### Problem details:
Go through each line of the entries below and tally those containing the string "Canada"; give only the total.

### Working data:

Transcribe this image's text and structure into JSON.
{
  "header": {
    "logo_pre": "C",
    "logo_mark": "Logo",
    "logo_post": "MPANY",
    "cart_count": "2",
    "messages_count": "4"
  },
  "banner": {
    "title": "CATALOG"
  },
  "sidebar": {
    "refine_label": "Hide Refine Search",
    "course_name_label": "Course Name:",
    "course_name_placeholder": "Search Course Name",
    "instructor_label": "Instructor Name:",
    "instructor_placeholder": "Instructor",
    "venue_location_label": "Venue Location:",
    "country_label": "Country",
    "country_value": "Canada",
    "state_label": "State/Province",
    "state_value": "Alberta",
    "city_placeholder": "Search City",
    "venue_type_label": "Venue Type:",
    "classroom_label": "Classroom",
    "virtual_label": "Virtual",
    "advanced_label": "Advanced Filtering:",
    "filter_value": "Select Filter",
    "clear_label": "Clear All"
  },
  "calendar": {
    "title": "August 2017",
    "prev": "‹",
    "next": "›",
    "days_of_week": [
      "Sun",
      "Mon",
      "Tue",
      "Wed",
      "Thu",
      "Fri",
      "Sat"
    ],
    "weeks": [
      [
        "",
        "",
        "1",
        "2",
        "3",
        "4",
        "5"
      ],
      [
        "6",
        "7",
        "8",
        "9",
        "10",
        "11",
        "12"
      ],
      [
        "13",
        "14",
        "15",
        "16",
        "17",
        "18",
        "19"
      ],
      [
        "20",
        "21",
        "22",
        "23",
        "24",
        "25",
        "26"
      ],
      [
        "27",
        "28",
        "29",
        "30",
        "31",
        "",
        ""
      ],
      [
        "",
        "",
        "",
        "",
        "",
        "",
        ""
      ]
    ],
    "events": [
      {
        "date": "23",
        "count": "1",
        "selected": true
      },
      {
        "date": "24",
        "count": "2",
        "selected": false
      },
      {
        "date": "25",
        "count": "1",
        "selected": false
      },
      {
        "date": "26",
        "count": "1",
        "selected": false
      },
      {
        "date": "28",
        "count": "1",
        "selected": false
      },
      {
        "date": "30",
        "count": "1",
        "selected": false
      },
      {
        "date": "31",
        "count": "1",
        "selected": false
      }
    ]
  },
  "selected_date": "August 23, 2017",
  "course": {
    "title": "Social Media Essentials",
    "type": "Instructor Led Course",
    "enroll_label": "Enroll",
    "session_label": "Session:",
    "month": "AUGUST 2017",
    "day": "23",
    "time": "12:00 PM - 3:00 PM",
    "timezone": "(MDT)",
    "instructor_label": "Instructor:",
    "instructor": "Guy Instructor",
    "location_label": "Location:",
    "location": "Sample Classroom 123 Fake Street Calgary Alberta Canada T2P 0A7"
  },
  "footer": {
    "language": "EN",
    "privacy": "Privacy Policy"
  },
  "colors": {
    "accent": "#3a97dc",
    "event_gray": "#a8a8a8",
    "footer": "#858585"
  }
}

### Response to this task:
2